# [PROMPT]
Pull out each line of the data that includes the word "arrow".
---
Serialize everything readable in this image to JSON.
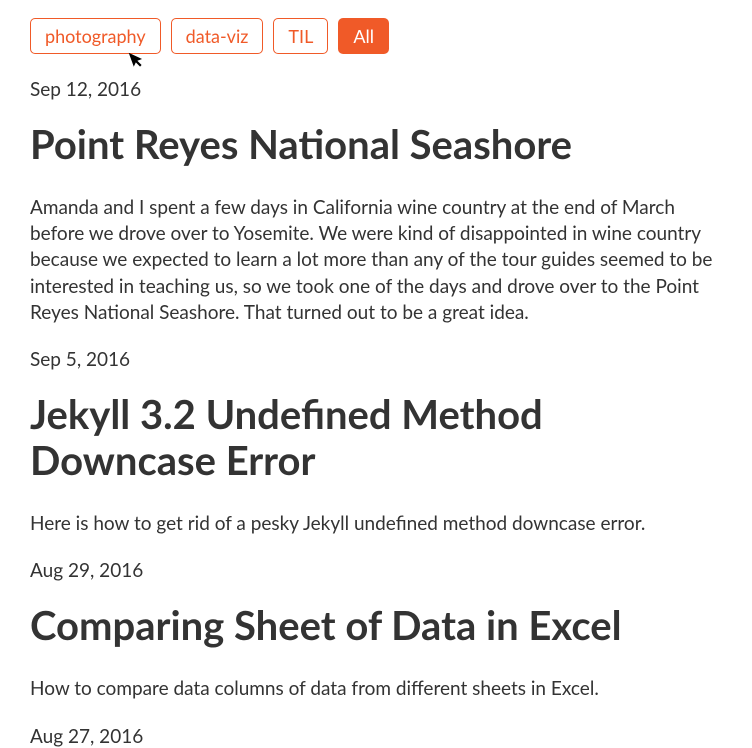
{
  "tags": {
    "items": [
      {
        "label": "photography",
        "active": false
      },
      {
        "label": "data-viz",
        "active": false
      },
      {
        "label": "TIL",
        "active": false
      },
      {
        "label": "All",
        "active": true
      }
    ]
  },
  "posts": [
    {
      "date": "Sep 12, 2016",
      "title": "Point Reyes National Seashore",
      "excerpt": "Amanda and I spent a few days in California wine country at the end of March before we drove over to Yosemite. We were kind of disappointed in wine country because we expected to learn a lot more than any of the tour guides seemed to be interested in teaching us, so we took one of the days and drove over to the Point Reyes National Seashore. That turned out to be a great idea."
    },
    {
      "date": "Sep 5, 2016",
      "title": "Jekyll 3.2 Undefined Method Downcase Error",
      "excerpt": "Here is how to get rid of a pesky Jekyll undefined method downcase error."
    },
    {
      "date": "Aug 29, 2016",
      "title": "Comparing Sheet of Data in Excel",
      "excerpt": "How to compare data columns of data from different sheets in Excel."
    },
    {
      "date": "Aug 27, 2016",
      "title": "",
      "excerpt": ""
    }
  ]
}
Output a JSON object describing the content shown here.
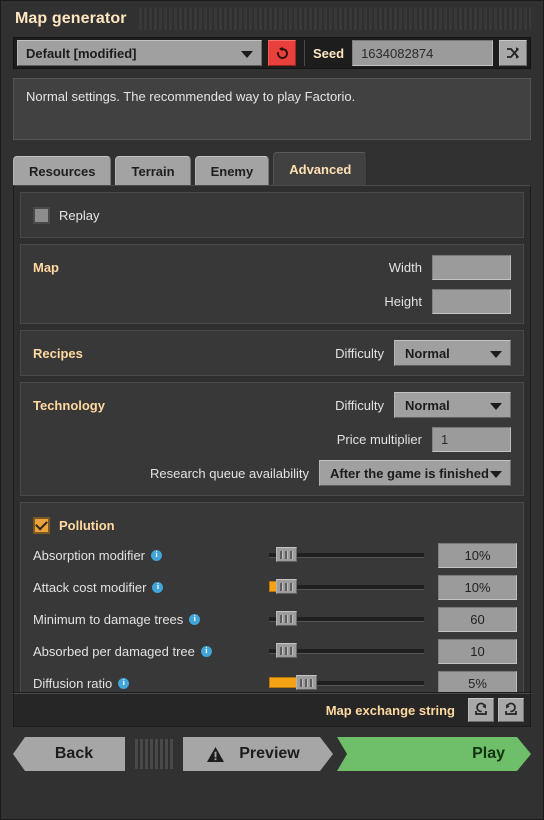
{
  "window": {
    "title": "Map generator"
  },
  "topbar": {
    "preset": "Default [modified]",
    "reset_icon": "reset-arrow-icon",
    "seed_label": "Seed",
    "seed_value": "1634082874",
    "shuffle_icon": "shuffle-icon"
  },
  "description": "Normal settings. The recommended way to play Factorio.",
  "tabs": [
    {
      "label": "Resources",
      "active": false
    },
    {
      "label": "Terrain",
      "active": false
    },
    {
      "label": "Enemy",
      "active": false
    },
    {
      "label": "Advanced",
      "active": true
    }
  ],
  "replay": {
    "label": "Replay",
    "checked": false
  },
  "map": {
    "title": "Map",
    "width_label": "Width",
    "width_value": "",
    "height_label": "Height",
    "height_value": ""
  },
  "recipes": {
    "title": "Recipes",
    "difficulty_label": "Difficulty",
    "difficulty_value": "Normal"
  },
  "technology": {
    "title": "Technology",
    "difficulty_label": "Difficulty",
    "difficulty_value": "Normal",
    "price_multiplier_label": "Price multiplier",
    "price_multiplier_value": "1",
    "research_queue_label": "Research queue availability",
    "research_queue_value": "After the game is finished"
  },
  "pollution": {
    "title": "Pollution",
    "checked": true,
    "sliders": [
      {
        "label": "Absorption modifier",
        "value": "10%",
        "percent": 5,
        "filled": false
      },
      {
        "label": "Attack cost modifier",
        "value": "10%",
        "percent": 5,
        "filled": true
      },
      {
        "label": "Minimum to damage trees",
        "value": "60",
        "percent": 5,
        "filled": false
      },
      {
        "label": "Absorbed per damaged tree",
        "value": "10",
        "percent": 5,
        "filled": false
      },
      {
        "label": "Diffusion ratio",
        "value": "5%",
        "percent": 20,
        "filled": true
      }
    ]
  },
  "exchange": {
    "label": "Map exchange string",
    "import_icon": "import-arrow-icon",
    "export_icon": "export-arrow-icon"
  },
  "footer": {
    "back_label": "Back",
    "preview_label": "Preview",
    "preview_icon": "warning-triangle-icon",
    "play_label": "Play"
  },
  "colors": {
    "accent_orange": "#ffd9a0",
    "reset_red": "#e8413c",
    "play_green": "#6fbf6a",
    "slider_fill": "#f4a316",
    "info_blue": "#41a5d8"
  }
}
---
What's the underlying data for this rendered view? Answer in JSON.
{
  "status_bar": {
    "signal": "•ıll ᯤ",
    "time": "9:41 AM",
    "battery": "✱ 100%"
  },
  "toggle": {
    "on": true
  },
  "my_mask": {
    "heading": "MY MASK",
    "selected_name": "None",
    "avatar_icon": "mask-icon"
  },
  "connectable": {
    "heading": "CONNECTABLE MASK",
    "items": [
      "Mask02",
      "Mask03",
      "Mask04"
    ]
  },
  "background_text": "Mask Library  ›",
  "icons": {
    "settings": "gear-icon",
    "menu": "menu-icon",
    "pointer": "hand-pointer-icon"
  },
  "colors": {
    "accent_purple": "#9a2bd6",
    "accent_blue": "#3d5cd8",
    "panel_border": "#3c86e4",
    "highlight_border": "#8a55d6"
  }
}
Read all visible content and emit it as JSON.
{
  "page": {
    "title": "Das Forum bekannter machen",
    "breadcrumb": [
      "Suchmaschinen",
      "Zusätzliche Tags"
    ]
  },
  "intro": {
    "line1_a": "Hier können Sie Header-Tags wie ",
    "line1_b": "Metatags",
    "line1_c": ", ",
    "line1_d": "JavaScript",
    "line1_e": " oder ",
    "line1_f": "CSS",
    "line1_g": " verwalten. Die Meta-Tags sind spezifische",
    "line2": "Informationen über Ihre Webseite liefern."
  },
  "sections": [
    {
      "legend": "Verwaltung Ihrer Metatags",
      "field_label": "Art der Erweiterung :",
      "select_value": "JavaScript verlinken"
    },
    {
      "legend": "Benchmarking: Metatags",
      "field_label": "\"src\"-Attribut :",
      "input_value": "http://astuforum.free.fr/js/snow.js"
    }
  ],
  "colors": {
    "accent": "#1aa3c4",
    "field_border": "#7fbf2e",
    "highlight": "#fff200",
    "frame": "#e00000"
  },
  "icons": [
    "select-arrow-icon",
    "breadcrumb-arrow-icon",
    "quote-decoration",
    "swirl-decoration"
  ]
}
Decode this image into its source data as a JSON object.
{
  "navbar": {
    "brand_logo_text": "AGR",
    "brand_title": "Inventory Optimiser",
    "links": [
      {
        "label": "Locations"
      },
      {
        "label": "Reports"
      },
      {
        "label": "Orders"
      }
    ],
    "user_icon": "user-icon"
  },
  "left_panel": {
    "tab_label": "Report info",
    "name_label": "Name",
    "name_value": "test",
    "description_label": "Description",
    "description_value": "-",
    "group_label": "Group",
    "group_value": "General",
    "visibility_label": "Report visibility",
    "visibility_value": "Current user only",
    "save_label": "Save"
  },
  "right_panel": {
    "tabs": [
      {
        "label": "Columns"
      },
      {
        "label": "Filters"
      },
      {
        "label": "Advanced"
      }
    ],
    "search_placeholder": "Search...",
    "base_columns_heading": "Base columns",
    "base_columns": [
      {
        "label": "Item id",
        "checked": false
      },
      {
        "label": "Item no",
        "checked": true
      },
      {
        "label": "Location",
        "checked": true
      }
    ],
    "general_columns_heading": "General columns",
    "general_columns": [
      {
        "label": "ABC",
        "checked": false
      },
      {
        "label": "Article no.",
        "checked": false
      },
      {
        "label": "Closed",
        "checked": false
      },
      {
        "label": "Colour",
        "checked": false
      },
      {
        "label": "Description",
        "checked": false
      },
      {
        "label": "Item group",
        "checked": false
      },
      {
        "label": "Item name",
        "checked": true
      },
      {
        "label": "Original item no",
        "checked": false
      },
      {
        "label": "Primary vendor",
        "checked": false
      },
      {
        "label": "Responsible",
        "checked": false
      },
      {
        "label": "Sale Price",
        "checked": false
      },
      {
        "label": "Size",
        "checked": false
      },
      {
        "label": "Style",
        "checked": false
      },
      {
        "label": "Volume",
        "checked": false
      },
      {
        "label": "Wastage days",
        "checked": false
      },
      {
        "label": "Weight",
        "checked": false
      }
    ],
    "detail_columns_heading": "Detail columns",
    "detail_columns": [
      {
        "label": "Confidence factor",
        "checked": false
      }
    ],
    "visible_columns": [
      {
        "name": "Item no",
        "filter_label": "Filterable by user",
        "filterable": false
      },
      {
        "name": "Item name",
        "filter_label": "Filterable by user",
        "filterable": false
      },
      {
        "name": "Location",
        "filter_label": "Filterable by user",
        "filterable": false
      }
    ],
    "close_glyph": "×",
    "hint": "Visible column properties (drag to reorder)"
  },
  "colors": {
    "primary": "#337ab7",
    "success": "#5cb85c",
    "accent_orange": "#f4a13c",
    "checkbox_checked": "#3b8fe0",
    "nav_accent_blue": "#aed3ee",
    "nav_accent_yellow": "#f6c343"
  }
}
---
# [SOLVED PROBLEM]
    "reset_icon": "reset-arrow-icon",
    "import_icon": "import-arrow-icon",
    "export_icon": "export-arrow-icon"
    "select-arrow-icon",
    "breadcrumb-arrow-icon",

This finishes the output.